A company’s website is sometimes the first interaction a potential customer may have with that organization. To ensure it’s a positive experience, it’s helpful to create a website that’s easy for visitors to navigate, browse, and find the information they are looking for. Understanding the different components of a website can help you craft an engaging, user-friendly site.
In this article, we discuss why knowing about the different parts of a website is important and review some of the different elements of a website.
Why is knowing the different parts of a website important?
Knowing the different parts of a website is important because it can help you determine which sections to include to create a site that’s easy for visitors to navigate. A user-friendly website can attract more potential customers.
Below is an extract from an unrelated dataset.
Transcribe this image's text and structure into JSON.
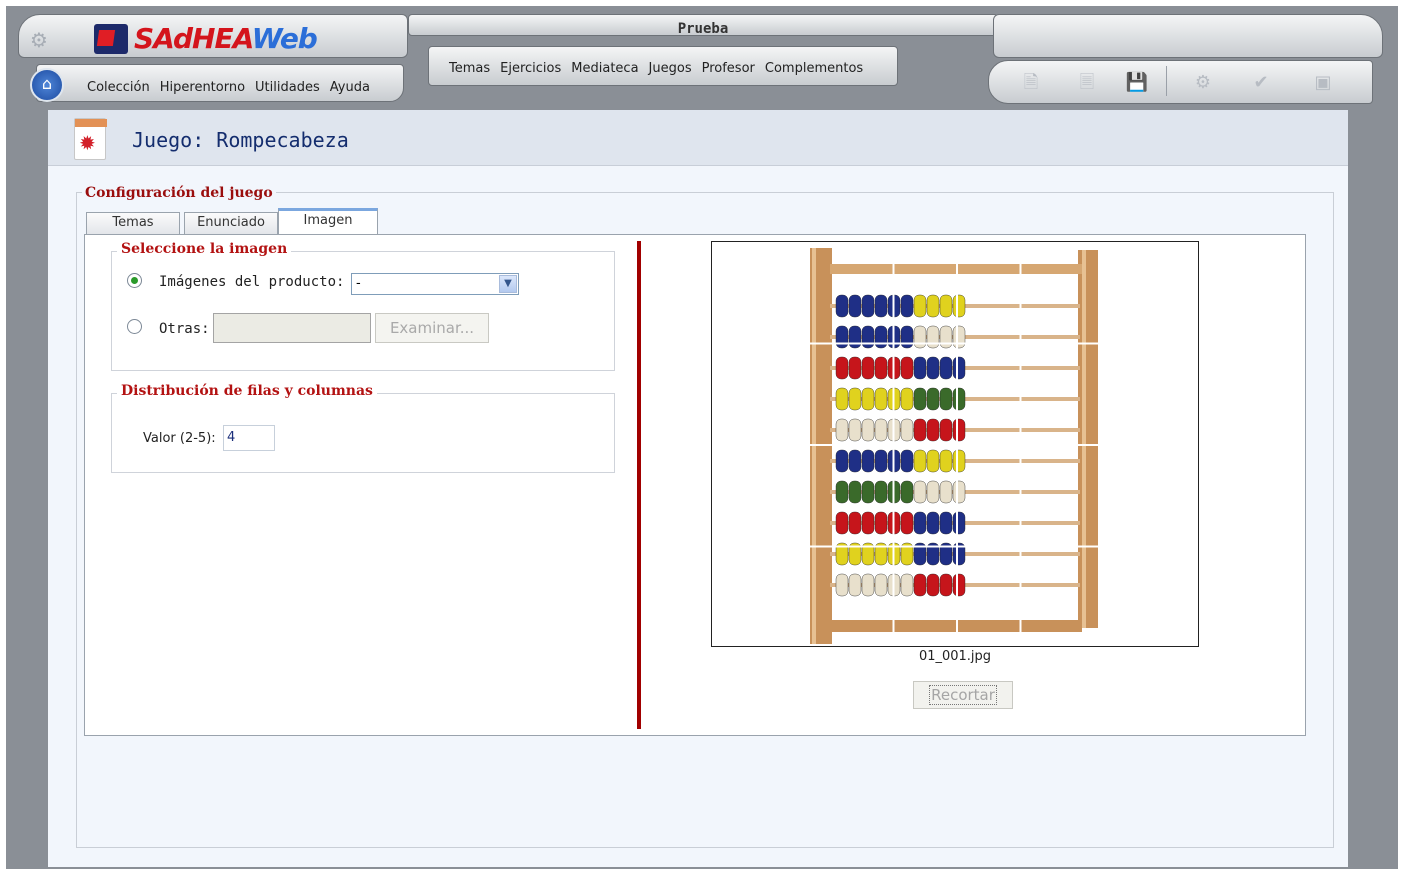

If they enjoy using the company’s website and view it as a reliable source of information, you can help create a stronger relationship with customers and increase your retention rates.
Well-made websites also make it simple for visitors to learn more about a company’s details, like its location, hours and contact information, which makes it easier to contact the business if a customer wants to try or purchase a product or service. Knowing about general website elements can also offer the following benefits:
Working with contractors: If you don’t want to create a website on your own, you can hire a contract professional to make one for you. Knowing about website parts can help you communicate your needs more clearly.
Traffic generation: Having a user-friendly website may encourage more users to visit it.
Company reputation: An organized website that includes all of the essential parts looks professional and is visually appealing. Consumers may then associate your brand with positive professional traits.
8 basic parts of a website
Websites contain essential tools, pages and elements that make them easy for visitors to use, and which can lead to strong engagement rates. Different parts of an optimized website include:
1. Navigation bar
The navigation bar, also known as the menu bar, lists the different pages of the website at the top of the page. It usually lies directly under the page’s header for visitors to easily see and access. Make sure you clearly label the links in your navigation menu. Keep these links clean to ensure visitors can easily reach a page without experiencing any loading errors.
When customers press each link on the menu bar, it should quickly take them to their desired destination within the website. Some navigation bars have a drop-down menu that provides additional links to sections within these pages.
The slider operates like a slideshow, allowing certain images to slide and appear from side to side. You can feature your slider anywhere throughout your website. Most companies place theirs on the homepage to replace or accompany a featured image. Since sliders are moving images that rotate regularly, they can initially capture the attention of your audience and make them stay longer on the website to view the transitioning pictures.
3. Featured image
A featured image is a large picture representing a company or product that typically lies at the top of the page. Its main purpose is to capture visitors’ attention and set the tone or theme for the rest of the page and website. Most featured images stretch throughout the page’s width and can include calls to action or headlines to increase engagement with visitors.
The website’s header is the section at the top of the page that features the navigation menu and company logo. Keep the header consistent and visible as users navigate throughout your site and visit different pages. This makes it easy for visitors to see the header at all times and click its links at any point. With an easily accessible header, your visitors can more easily locate new pages and browse your site with ease.
The content featured on your website is the copy your audience reads to gain additional company information or industry knowledge. While most website content comes from text, it can also refer to other forms you may use to communicate the brand’s message, like graphics, videos or audio. The homepage’s content typically introduces the company or product and invites visitors to learn more. The content on other pages may be more in-depth on the specific topics. For instance, a product page may explain the features and prices of each product you sell.
The footer serves a similar role to the header, as it remains on each page as you browse the website. This makes it easier for visitors to quickly access the important details of your company. You can find the footer at the bottom of the page displaying the following information:
The company’s contact information, like its phone number, email address, location and hours
Social media icons linking to the company’s channels
Copyright and date stamp
Links to other essential pages on your website
The blog is typically a webpage that contains short-form informative content about topics related to your industry. Regularly creating blog posts to feature on your blog page can increase the traffic to your website. Your target audience may search for common industry questions or a solution to the challenge they’re facing and may find the answer by reading your blog. If you create well-written, educational and valuable content, your blog and website may rank high on search engines. This can build brand awareness, increase sales leads and establish your company as a trusted thought leader in the industry.
In addition to blog posts, you can also feature long-form content on your website, like white papers or e-books. A white paper provides facts, statistics and explanations on complex industry subjects, while an e-book is a downloadable document containing several pages of valuable content, breaking down subjects into simple chapters. E-books typically feature visually appealing graphics throughout and contain simple terminology to make the content easy and entertaining to read.
8. Landing page
A landing page is a web page visitors use to take a certain action. They may visit a landing page to download a white paper or e-book, sign up for a mailing list, request more information about a product or make a purchase. Try to ensure your landing page clearly explains the page visitors are on and what they’re downloading.
The landing page usually contains a form visitors may complete to take their desired action. Most of these forms ask for the visitor’s contact information, which you can use to send them future marketing materials or company information.